Attitudes toward global warming most strongly predicted national seriousness ratings when respondents believed global warming probably will happen in the future and were certain of their global warming beliefs. Respondents placed significant weight on three possible consequences: changes in sea level, food supplies, and the numbers of animal species. The more negative was a person’s attitude toward global warming greater perceived national seriousness also enhanced support for specific policies to reduce air pollution by limiting air pollution from U.S. businesses (coded 1 if a respondent favored the proposed policy and 0 otherwise) and by requiring countries given U.S. aid to reduce pollution (
The Ohio survey allowed us to test the influence of media coverage on existence beliefs.
For the Ohio survey, the Ohio State University Polimetrics Laboratory conducted 40-min computer-assisted telephone interviews with 758 adults. A representative sample of private households with telephones in Ohio was generated by random digit dialing, and the adult member of each contacted household who had the next birthday was selected to be interviewed. The cooperation rate was 75%.
Many of the questions used in the Ohio survey were identical to those used in the National survey. In order to permit asking a wider array of questions, each respondent was randomly assigned to receive on of three partially different forms of the questionnaire (all responses were coded as in the national survey). All three forms asked respondents about global warming’s existence, their attitudes toward global warming, the certainty with which they held those beliefs and attitudes, how much they felt they knew about global warming, and how much they had thought about global warming.
Greater television exposure was indeed associated with an increase in belief in the existence of global warming, but only among people who trusted scientists and who were highly educated. And as predicted, newspaper exposure was not associated with existence beliefs among these respondents, who would have been able to retain both the initial newspaper assertions that global warming existed and the later skepticism.

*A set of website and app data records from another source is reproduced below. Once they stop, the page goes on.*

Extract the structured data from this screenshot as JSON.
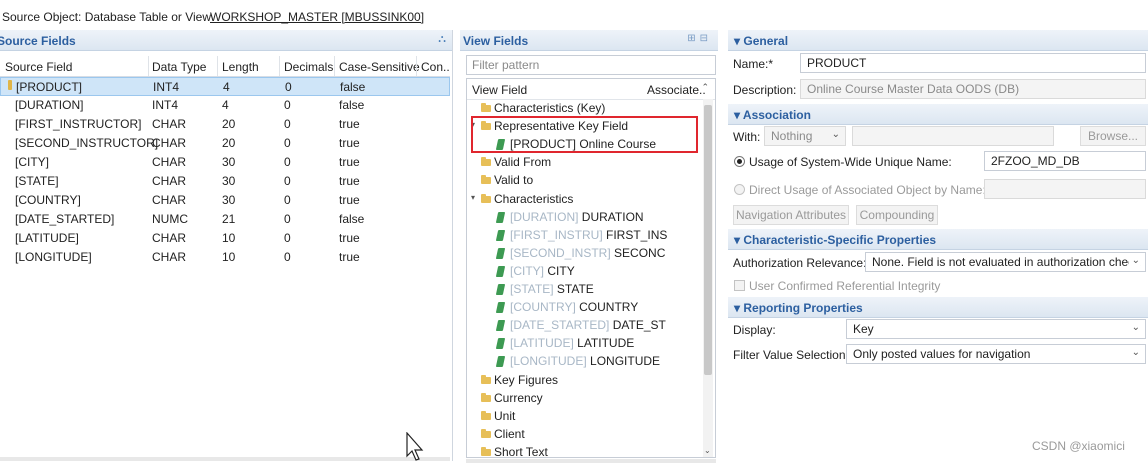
{
  "source_object": {
    "label": "Source Object:  Database Table or View",
    "value": "WORKSHOP_MASTER [MBUSSINK00]"
  },
  "source_fields": {
    "title": "Source Fields",
    "columns": [
      "Source Field",
      "Data Type",
      "Length",
      "Decimals",
      "Case-Sensitive",
      "Con.."
    ],
    "rows": [
      {
        "field": "[PRODUCT]",
        "type": "INT4",
        "length": "4",
        "decimals": "0",
        "case": "false",
        "key": true
      },
      {
        "field": "[DURATION]",
        "type": "INT4",
        "length": "4",
        "decimals": "0",
        "case": "false"
      },
      {
        "field": "[FIRST_INSTRUCTOR]",
        "type": "CHAR",
        "length": "20",
        "decimals": "0",
        "case": "true"
      },
      {
        "field": "[SECOND_INSTRUCTOR]",
        "type": "CHAR",
        "length": "20",
        "decimals": "0",
        "case": "true"
      },
      {
        "field": "[CITY]",
        "type": "CHAR",
        "length": "30",
        "decimals": "0",
        "case": "true"
      },
      {
        "field": "[STATE]",
        "type": "CHAR",
        "length": "30",
        "decimals": "0",
        "case": "true"
      },
      {
        "field": "[COUNTRY]",
        "type": "CHAR",
        "length": "30",
        "decimals": "0",
        "case": "true"
      },
      {
        "field": "[DATE_STARTED]",
        "type": "NUMC",
        "length": "21",
        "decimals": "0",
        "case": "false"
      },
      {
        "field": "[LATITUDE]",
        "type": "CHAR",
        "length": "10",
        "decimals": "0",
        "case": "true"
      },
      {
        "field": "[LONGITUDE]",
        "type": "CHAR",
        "length": "10",
        "decimals": "0",
        "case": "true"
      }
    ]
  },
  "view_fields": {
    "title": "View Fields",
    "filter_placeholder": "Filter pattern",
    "col_view_field": "View Field",
    "col_associate": "Associate..",
    "tree": [
      {
        "kind": "folder",
        "text": "Characteristics (Key)"
      },
      {
        "kind": "folder",
        "text": "Representative Key Field",
        "expanded": true
      },
      {
        "kind": "field",
        "tech": "",
        "text": "[PRODUCT] Online Course"
      },
      {
        "kind": "folder",
        "text": "Valid From"
      },
      {
        "kind": "folder",
        "text": "Valid to"
      },
      {
        "kind": "folder",
        "text": "Characteristics",
        "expanded": true
      },
      {
        "kind": "field",
        "tech": "[DURATION]",
        "text": "DURATION"
      },
      {
        "kind": "field",
        "tech": "[FIRST_INSTRU]",
        "text": "FIRST_INS"
      },
      {
        "kind": "field",
        "tech": "[SECOND_INSTR]",
        "text": "SECONC"
      },
      {
        "kind": "field",
        "tech": "[CITY]",
        "text": "CITY"
      },
      {
        "kind": "field",
        "tech": "[STATE]",
        "text": "STATE"
      },
      {
        "kind": "field",
        "tech": "[COUNTRY]",
        "text": "COUNTRY"
      },
      {
        "kind": "field",
        "tech": "[DATE_STARTED]",
        "text": "DATE_ST"
      },
      {
        "kind": "field",
        "tech": "[LATITUDE]",
        "text": "LATITUDE"
      },
      {
        "kind": "field",
        "tech": "[LONGITUDE]",
        "text": "LONGITUDE"
      },
      {
        "kind": "folder",
        "text": "Key Figures"
      },
      {
        "kind": "folder",
        "text": "Currency"
      },
      {
        "kind": "folder",
        "text": "Unit"
      },
      {
        "kind": "folder",
        "text": "Client"
      },
      {
        "kind": "folder",
        "text": "Short Text"
      }
    ]
  },
  "general": {
    "title": "General",
    "name_label": "Name:*",
    "name_value": "PRODUCT",
    "desc_label": "Description:",
    "desc_value": "Online Course Master Data OODS (DB)"
  },
  "association": {
    "title": "Association",
    "with_label": "With:",
    "with_value": "Nothing",
    "browse_label": "Browse...",
    "usage_label": "Usage of System-Wide Unique Name:",
    "usage_value": "2FZOO_MD_DB",
    "direct_label": "Direct Usage of Associated Object by Name:",
    "nav_attr_label": "Navigation Attributes",
    "compounding_label": "Compounding"
  },
  "char_props": {
    "title": "Characteristic-Specific Properties",
    "auth_label": "Authorization Relevance:",
    "auth_value": "None. Field is not evaluated in authorization check",
    "ref_integrity_label": "User Confirmed Referential Integrity"
  },
  "reporting": {
    "title": "Reporting Properties",
    "display_label": "Display:",
    "display_value": "Key",
    "filter_label": "Filter Value Selection:",
    "filter_value": "Only posted values for navigation"
  },
  "watermark": "CSDN @xiaomici"
}
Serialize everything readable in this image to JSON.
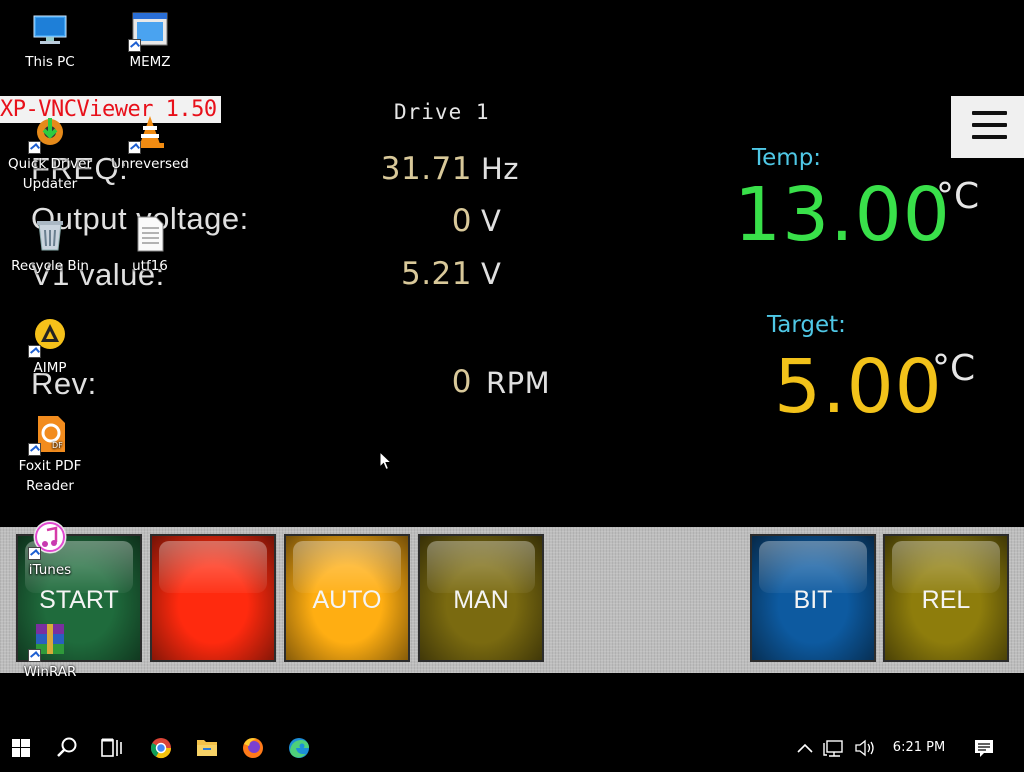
{
  "hmi": {
    "window_title": "XP-VNCViewer 1.50",
    "drive_title": "Drive 1",
    "params": [
      {
        "label": "FREQ:",
        "value": "31.71",
        "unit": "Hz"
      },
      {
        "label": "Output voltage:",
        "value": "0",
        "unit": "V"
      },
      {
        "label": "V1 value:",
        "value": "5.21",
        "unit": "V"
      },
      {
        "label": "Rev:",
        "value": "0",
        "unit": "RPM"
      }
    ],
    "temp": {
      "label": "Temp:",
      "value": "13.00",
      "unit": "°C",
      "color": "#39e04a"
    },
    "target": {
      "label": "Target:",
      "value": "5.00",
      "unit": "°C",
      "color": "#f2c21a"
    },
    "menu_icon": "hamburger-icon",
    "buttons": [
      {
        "label": "START",
        "color": "#1f6b3c"
      },
      {
        "label": "",
        "color": "#ff2a0e"
      },
      {
        "label": "AUTO",
        "color": "#ffae12"
      },
      {
        "label": "MAN",
        "color": "#7a6a10"
      },
      {
        "label": "BIT",
        "color": "#0d5aa0"
      },
      {
        "label": "REL",
        "color": "#8e7d0c"
      }
    ]
  },
  "desktop": {
    "icons": [
      {
        "label": "This PC",
        "icon": "computer-icon"
      },
      {
        "label": "MEMZ",
        "icon": "app-window-icon"
      },
      {
        "label": "Quick Driver Updater",
        "icon": "gear-download-icon"
      },
      {
        "label": "Unreversed",
        "icon": "vlc-cone-icon"
      },
      {
        "label": "Recycle Bin",
        "icon": "recycle-bin-icon"
      },
      {
        "label": "utf16",
        "icon": "text-file-icon"
      },
      {
        "label": "AIMP",
        "icon": "aimp-icon"
      },
      {
        "label": "Foxit PDF Reader",
        "icon": "foxit-pdf-icon"
      },
      {
        "label": "iTunes",
        "icon": "itunes-icon"
      },
      {
        "label": "WinRAR",
        "icon": "winrar-icon"
      }
    ]
  },
  "taskbar": {
    "apps": [
      "windows-start-icon",
      "search-icon",
      "task-view-icon",
      "chrome-icon",
      "file-explorer-icon",
      "firefox-icon",
      "edge-icon"
    ],
    "tray": [
      "chevron-up-icon",
      "network-icon",
      "volume-icon"
    ],
    "clock": "6:21 PM",
    "notifications_icon": "action-center-icon"
  }
}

Greater newspaper exposure was associated with less belief in global warming’s existence among people who were highly trusting and low in education. Television exposure was not associated with existence beliefs among these people, who would have been less able to retain the television story content from September and October.
The effects of sea level, food shortages, and number of animal species match the national survey’s findings, but the significant effect of water shortages here did not appear in the national data, which could be due to the different equation specification here or to different standards of judgment among Americans as a whole. The latter is certainly possible if Ohio’s importantly farm-based economy made its residents more sensitive to water supplies than residents of other parts of the country.
When we regressed certainty on knowledge, thought, and the demographics, both knowledge and thought had strong, positive effects, as expected. And as in the national survey, the effect of knowledge was twice the size of the effect of thought.